(Sept. 2016) 52nd International Congress on Medieval Studies Kalamazoo

May 11-14, 2017



Panel: The Schematization of Time




Submission deadline: September 15, 2016

This session proposes to investigate visual strategies used in time-reckoning and calendar constructions. Medieval illustrations of scientific works, computus treatises, historical chronicles, almanacs and moral and theological tracts, display a vast spectrum of images dealing with the natural and divine causes of time phenomena, their manifestations, their various effects on the world and their universal significations.


These images testify to a wide range of subjects and interests, from cosmological and astronomical explanations, to practical considerations regarding liturgy, astrology, medicine, divination, prognostication, to history and geography, to practical and speculative mathematics, and to symbolic devices working as visual exegesis of the creation.


Given the rich corpus of source material, how might the visualization of time through schematization help us understand the role of time in medieval life and culture? How did schemata and diagrams represent specific strategies of knowledge transmission through geometrical relationships, colour systems, and numerical and spatial representations? Whilst modern medieval studies witness an increasing interest in schemata and diagrams, the omnipresence and diversity of visual reflexions on time in the Middle Ages contrasts with the small number of case studies dedicated to the subject.


This session welcomes papers focused on, but not limited to:

the visualization of relationships between time, space and matter;

the schematization of time in medical theory and practice;

the depiction of liturgical time;

the correlation between time-reckoning and celestial phenomena, either astronomical or astrological;

the calculation of past and future dates through images concerning chronology and eschatology.


The panel features 15-20 minutes papers. Please send an abstract (150 to 350 words), a short CV and completed Participant Information Form to Arthur Hénaff (arthur.henaff@etu.ephe.fr) and Sarah Griffin (sarah.griffin@kellogg.ox.ac.uk) by September 15, 2016.


Contact Info:

Arthur Hénaff, École Pratique des Hautes Études (arthur.henaff@etu.ephe.fr)

Sarah Griffin, University of Oxford (sarah.griffin@kellogg.ox.ac.uk)





Panels: Materia Medica; Surgeons and Their Tools




Medica: The Society for the Study of Healing in the Middle Ages is seeking proposals for our two sessions exploring the material culture of healing at the upcoming meeting of the 52nd International Congress on Medieval Studies in Kalamazoo, Michigan from May 11-14, 2017.

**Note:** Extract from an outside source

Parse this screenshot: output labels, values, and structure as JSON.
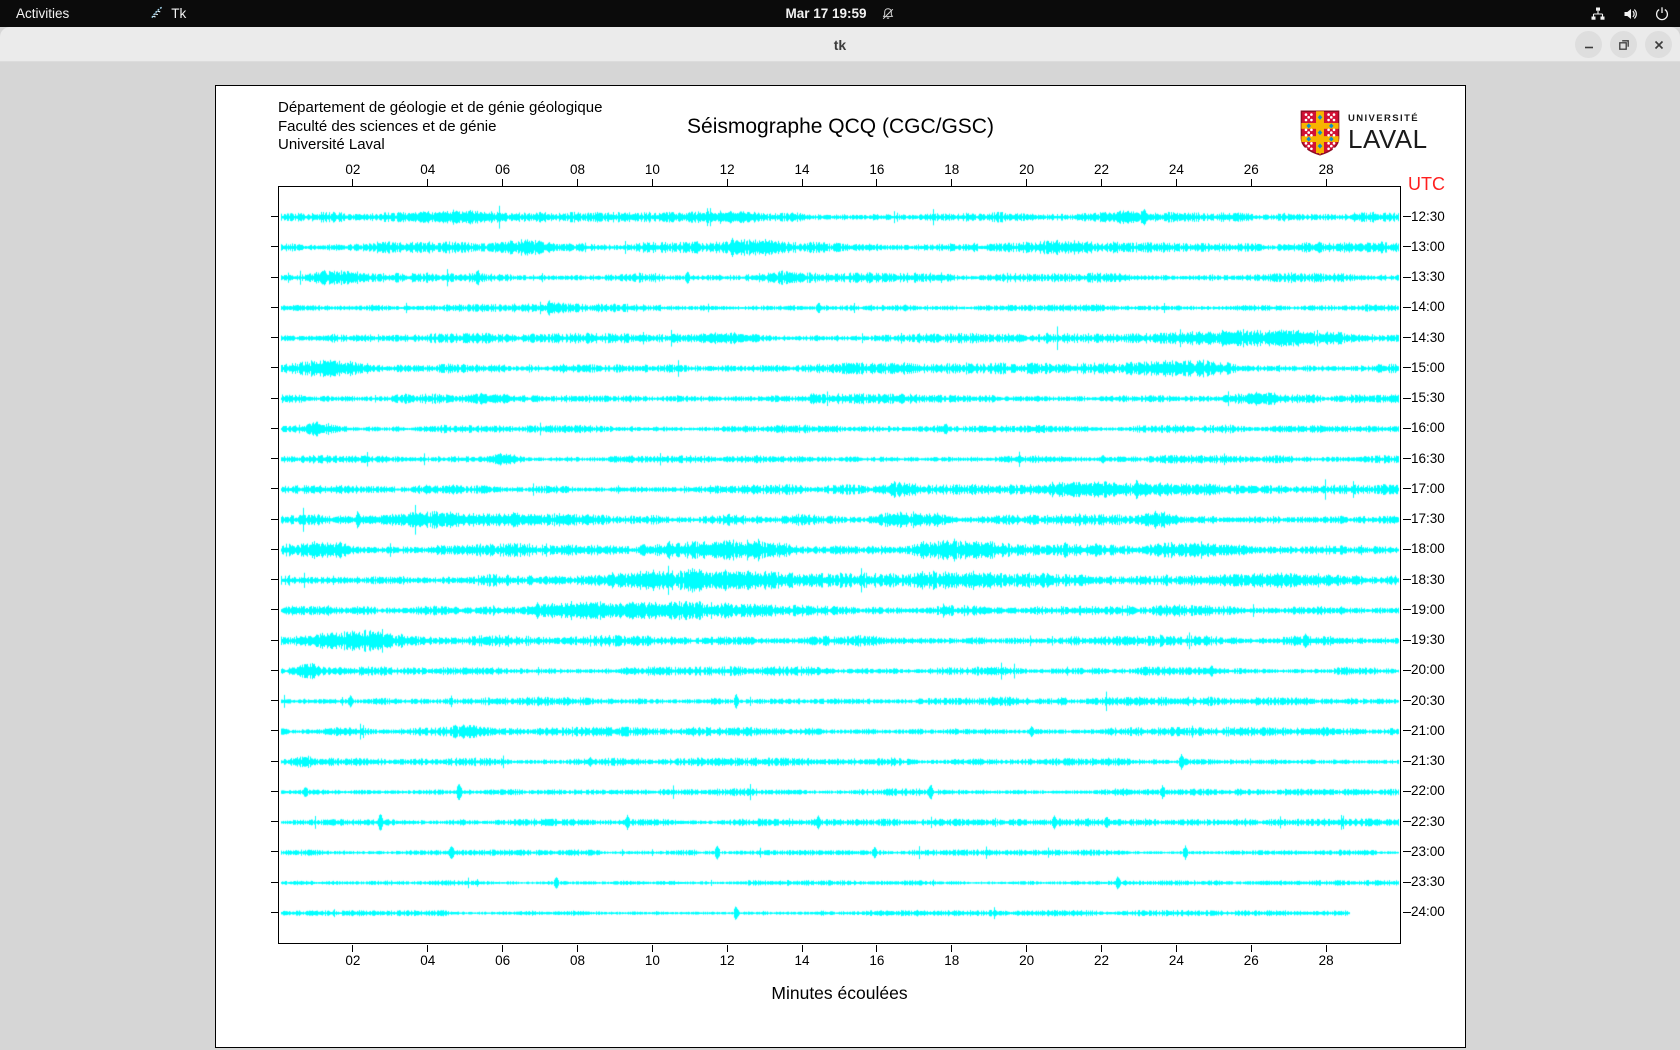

We are also seeking a participant for a roundtable session on “Medieval Tools,” which will be co-sponsored AVISTA (The Association Villard de Honnecourt for the Interdisciplinary Study of Technology, Science, and Art), DISTAFF (Discussion, Interpretation, and Study of Textile Arts, Fabrics, and Fashion), Societas Magica, The Research Group on Manuscript Evidence, and EXARC.


The paper sessions are:

1) Materia Medica: Plants, Animals, and Minerals in Healing

This session invites papers that investigate how medieval healers employed a wide range of materials drawn from plants, animals, and minerals to treat their patients. Papers can examine medieval manuals of herbal medicine to learn about herbal cures and dietary prescriptions in practice and theory. Papers can also examine bestiaries or hunting manuals for insight into the medicinal value of animal parts. In addition to examining the specific materials used in cures, papers might consider the production and sale of medicinal remedies. This opens the opportunity to explore subjects like the development of monastic herbal gardens, the trade routes by which medicinal materials reached their market, and the regulation of apothecary shops. The aim of the session is to bring together scholars considering the theory behind developing medicinal cures as well as the material culture that shapes those cures.

2) Surgeons and Their Tools.

This session seeks papers that examine the theory and practice of medieval surgery. This could include looking at the training of craft surgeons and/or the development of surgery curricula at university medical school. Papers that examine specific surgical techniques, the application of surgery to treat specific conditions, or the tools used by surgeons, are of special interest. As with the session on "materia medica" this session also encourages papers that examine the material culture of medieval surgical practice as witnessed from textual and artistic perspectives.


Roundtable: Medieval Tools

This roundtable session provides an opportunity for short presentations, demonstration, and discussion of medieval tools and technology from various realms, including artistic production, agricultural labor, construction, shipbuilding, and household use. Medica seeks a participant who could contribute to the roundtable with a discussion of the use of tools in medical settings, or for the purposes of personal health or hygiene. The organizers are encouraging participants to bring illustrations and/or replicas of tools, although this is not required.

Though not required, an applicant for the roundtable would also be welcome to submit a paper proposal to one of the paper sessions


If interested in presenting for either of the paper sessions and/or the roundtable, please submit an abstract of roughly 250-300 words along with a Participant Information Form (PIF), which can be found at http://wmich.edu/medievalcongress/submissions. All proposal materials are due by September 15, 2016.

If you have questions about either of the sessions, or would like to submit an abstract, please direct emails to Harry York at why@pdx.edu.